+++ DATA TO USE +++

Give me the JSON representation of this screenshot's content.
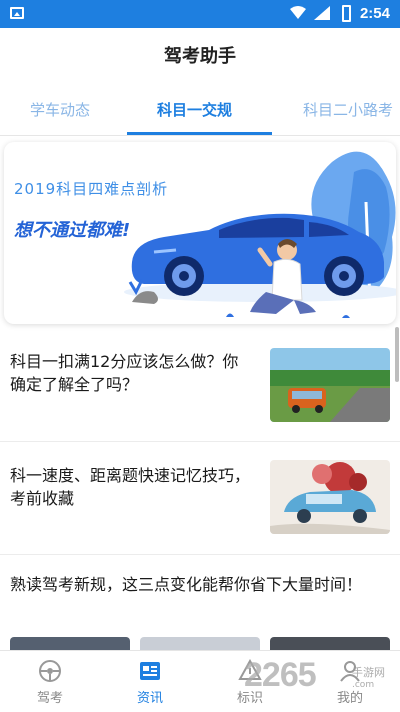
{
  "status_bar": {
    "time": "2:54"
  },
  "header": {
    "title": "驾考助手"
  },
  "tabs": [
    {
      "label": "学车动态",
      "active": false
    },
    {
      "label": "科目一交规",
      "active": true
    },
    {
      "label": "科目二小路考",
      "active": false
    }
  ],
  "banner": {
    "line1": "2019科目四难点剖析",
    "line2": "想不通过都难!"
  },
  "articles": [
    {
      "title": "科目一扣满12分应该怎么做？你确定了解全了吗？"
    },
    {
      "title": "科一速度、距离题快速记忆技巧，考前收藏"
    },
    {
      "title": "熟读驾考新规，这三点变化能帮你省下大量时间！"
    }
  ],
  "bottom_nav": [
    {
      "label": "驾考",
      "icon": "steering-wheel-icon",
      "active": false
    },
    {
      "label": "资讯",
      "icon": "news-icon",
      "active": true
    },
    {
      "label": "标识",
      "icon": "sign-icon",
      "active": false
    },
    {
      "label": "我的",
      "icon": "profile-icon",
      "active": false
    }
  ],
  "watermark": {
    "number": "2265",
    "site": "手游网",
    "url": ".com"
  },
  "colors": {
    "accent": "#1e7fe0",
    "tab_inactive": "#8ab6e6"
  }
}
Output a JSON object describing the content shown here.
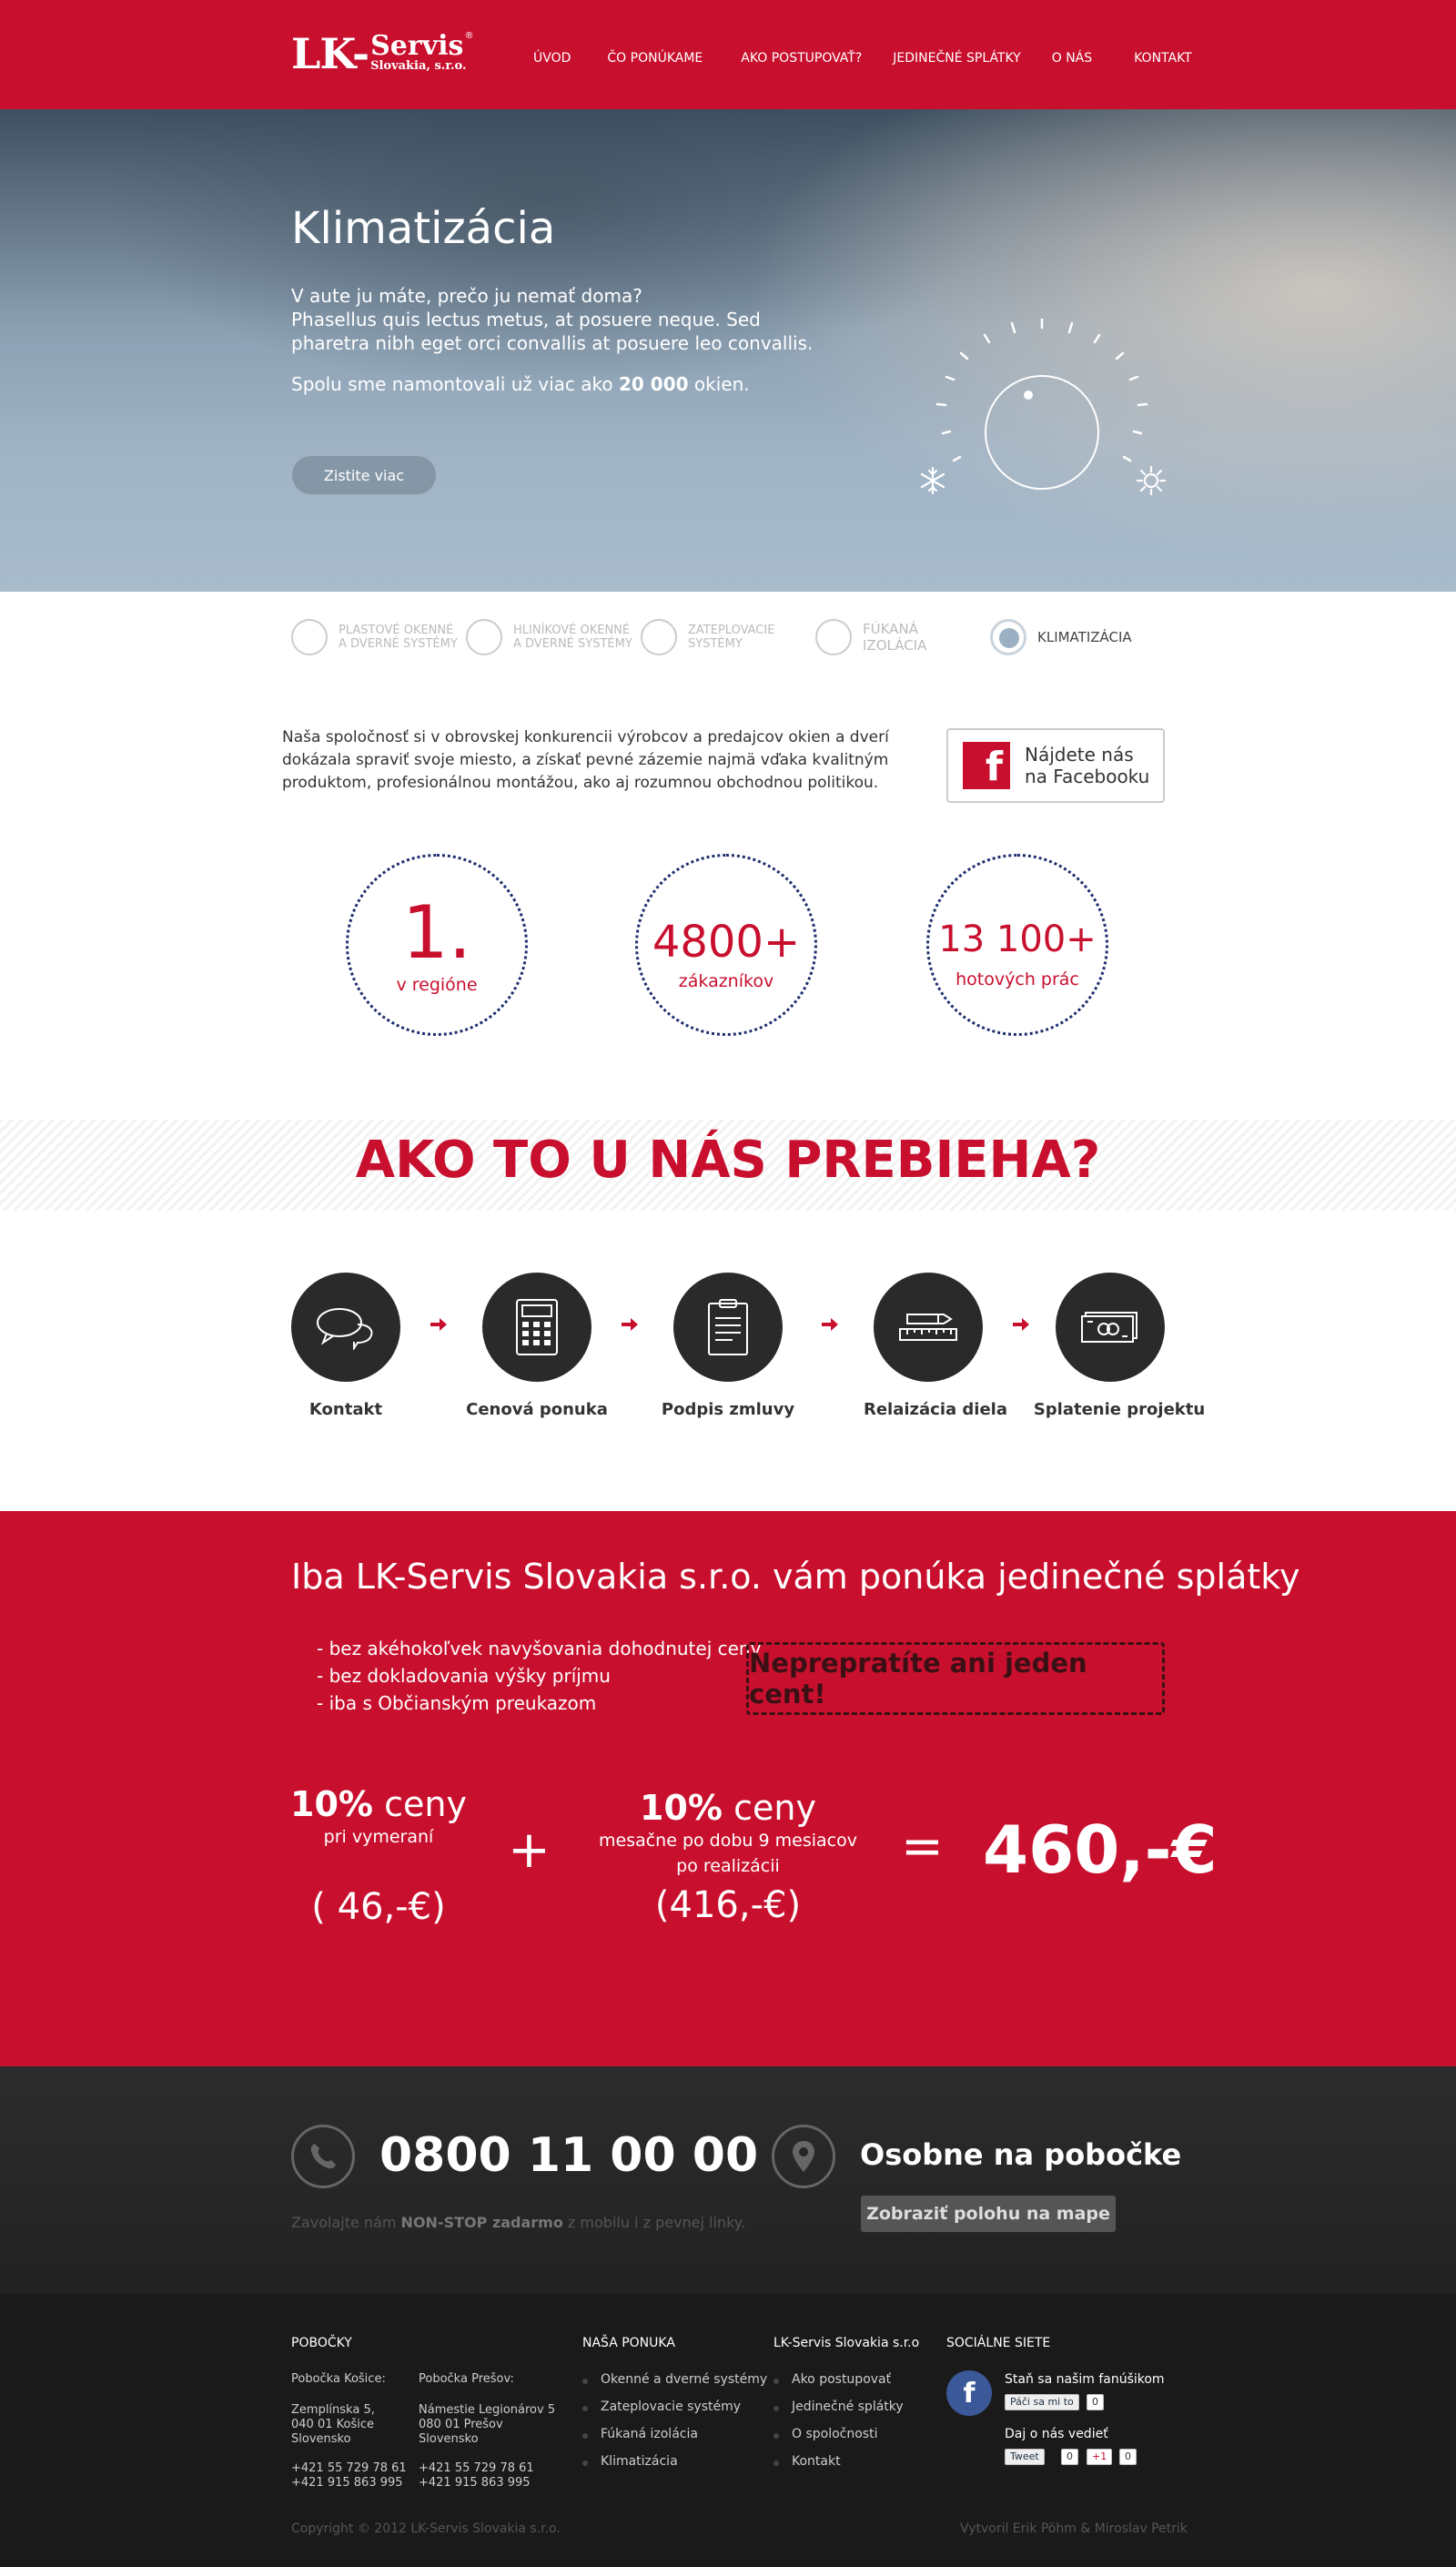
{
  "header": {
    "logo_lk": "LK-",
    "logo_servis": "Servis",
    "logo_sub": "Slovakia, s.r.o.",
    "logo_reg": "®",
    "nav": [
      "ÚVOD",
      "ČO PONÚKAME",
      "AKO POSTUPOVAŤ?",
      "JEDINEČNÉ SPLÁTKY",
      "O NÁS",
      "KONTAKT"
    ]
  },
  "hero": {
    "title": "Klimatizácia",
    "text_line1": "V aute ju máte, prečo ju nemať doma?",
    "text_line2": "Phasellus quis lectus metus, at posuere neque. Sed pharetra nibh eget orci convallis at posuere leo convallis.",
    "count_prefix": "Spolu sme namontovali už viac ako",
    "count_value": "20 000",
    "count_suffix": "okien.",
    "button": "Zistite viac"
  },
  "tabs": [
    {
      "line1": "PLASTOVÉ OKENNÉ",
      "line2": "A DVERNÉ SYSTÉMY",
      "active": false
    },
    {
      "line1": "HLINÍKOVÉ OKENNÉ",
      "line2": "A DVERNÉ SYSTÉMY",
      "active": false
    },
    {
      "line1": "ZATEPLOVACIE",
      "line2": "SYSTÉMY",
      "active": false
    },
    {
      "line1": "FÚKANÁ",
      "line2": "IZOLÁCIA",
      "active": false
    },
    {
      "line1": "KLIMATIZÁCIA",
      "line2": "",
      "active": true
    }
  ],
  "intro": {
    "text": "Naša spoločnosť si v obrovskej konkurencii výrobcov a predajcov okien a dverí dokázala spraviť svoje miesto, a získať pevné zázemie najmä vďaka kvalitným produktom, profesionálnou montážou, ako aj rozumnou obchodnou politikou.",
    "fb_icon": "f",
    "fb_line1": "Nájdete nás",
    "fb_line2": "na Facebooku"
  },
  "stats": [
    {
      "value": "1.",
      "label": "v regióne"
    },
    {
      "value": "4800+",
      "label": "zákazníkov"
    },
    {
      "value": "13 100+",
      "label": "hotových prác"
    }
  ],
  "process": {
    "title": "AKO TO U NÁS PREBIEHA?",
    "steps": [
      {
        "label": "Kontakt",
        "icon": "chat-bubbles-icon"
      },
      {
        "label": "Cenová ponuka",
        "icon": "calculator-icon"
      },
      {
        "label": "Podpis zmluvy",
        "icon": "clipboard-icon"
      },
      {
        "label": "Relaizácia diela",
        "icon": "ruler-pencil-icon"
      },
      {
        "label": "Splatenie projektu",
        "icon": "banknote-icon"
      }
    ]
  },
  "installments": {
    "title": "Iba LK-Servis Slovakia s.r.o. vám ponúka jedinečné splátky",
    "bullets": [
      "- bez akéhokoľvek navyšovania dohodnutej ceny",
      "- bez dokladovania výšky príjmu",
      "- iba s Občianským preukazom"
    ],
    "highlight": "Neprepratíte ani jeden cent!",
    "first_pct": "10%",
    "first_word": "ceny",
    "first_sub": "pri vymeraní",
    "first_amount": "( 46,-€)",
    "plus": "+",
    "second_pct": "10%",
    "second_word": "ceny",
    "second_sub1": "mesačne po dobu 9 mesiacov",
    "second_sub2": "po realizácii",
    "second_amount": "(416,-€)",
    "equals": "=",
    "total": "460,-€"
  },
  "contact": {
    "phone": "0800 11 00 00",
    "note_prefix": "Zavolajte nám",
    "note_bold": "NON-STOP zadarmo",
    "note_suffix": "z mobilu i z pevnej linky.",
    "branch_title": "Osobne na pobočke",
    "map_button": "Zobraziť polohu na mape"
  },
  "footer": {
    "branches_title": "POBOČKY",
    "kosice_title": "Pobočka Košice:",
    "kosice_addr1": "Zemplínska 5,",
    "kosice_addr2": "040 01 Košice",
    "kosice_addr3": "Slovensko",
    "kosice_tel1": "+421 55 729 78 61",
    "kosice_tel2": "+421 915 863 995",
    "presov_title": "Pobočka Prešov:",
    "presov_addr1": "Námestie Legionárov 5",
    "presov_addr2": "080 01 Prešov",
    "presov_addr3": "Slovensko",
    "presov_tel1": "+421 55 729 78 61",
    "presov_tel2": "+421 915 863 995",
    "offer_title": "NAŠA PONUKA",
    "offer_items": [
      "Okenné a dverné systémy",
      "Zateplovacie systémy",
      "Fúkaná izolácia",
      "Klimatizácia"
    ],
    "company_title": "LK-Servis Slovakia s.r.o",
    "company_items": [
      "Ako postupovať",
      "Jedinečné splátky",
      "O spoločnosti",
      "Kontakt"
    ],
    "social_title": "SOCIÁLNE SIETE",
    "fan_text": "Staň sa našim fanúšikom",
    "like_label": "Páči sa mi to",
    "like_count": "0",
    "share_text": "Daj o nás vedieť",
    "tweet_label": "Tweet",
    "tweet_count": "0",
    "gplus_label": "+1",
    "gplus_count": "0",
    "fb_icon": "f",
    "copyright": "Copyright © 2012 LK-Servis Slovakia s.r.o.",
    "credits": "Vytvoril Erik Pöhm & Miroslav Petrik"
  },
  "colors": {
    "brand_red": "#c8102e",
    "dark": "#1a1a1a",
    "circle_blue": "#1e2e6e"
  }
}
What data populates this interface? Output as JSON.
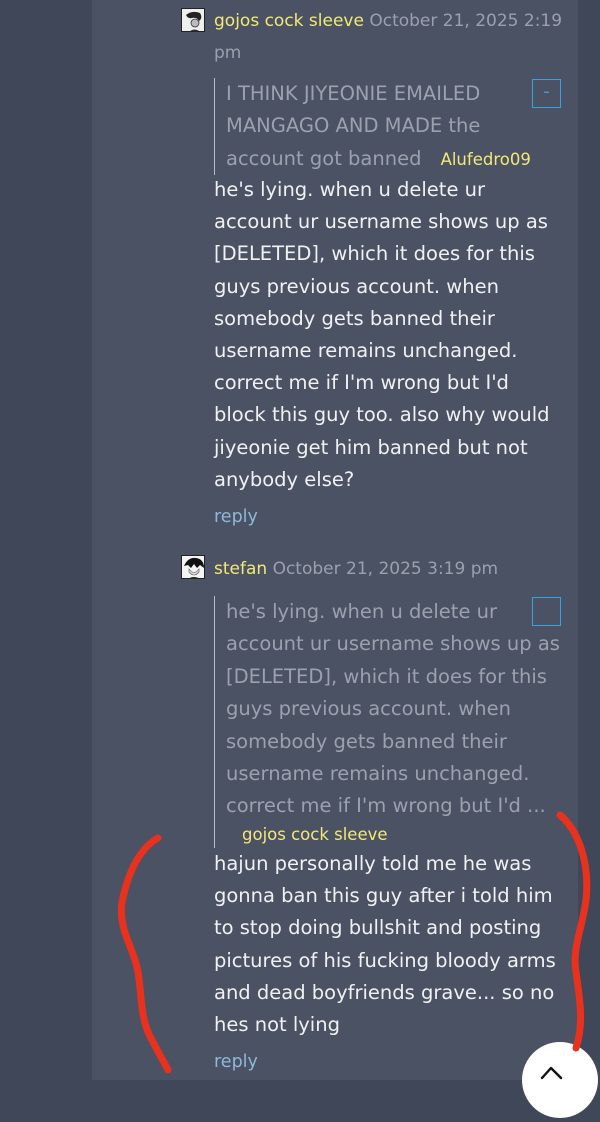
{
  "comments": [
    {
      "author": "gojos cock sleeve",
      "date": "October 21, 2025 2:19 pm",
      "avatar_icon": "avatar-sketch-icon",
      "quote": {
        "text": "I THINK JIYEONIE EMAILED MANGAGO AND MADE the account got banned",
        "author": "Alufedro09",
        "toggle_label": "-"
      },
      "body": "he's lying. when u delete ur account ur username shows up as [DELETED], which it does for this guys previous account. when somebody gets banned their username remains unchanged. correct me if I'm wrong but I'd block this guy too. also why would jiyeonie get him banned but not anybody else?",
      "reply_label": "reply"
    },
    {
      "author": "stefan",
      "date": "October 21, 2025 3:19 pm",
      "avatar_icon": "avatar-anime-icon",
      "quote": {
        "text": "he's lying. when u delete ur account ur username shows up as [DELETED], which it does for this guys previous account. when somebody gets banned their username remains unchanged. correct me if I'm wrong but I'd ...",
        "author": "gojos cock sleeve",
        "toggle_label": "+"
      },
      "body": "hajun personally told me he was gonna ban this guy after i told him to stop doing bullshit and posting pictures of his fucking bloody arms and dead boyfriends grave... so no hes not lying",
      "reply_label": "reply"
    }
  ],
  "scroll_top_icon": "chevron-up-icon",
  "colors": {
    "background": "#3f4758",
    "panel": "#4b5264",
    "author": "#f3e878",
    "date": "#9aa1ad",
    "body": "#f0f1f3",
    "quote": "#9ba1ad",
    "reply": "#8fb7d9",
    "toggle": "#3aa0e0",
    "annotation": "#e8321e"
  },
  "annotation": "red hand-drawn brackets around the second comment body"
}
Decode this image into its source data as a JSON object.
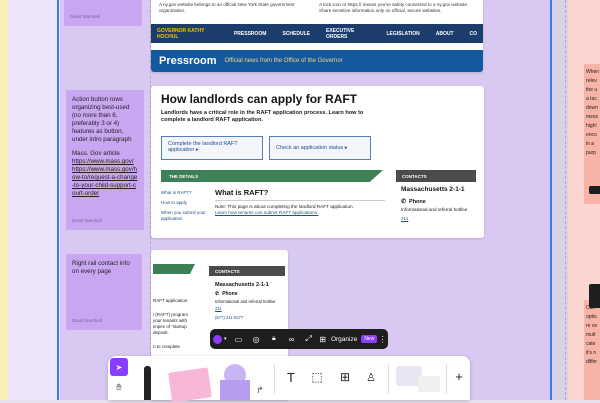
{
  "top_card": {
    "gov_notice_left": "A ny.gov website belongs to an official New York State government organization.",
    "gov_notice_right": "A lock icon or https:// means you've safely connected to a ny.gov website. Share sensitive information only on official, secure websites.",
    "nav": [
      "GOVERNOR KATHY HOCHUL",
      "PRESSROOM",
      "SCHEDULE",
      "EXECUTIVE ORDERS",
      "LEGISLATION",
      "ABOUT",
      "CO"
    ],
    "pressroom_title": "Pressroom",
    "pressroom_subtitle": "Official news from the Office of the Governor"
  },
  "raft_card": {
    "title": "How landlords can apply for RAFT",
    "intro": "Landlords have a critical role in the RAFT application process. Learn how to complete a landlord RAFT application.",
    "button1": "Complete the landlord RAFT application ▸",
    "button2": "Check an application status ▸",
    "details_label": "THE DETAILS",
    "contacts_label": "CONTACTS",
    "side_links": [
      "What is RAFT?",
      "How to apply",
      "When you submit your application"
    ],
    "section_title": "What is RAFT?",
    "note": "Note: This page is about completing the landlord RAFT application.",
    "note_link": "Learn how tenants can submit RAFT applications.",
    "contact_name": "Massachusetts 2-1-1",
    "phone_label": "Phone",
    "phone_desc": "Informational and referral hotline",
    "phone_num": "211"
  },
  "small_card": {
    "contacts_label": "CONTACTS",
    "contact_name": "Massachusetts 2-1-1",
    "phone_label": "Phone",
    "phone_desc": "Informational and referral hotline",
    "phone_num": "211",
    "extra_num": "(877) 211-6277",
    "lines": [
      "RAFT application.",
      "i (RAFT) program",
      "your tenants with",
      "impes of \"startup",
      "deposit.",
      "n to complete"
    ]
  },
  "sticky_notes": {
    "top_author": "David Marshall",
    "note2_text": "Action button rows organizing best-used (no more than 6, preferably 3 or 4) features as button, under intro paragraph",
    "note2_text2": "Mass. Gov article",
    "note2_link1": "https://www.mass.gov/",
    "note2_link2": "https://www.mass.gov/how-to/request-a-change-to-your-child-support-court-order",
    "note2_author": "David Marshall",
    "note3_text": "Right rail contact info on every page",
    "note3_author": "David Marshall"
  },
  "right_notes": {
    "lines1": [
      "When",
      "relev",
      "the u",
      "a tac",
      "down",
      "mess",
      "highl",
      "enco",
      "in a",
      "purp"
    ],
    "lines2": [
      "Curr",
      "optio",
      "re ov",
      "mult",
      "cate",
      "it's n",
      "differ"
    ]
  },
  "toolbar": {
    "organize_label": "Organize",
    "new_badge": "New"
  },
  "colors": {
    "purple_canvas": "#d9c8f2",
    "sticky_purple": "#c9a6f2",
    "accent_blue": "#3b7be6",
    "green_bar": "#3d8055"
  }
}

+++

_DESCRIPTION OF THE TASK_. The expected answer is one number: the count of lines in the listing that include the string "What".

_RESPONSE AREA_. 3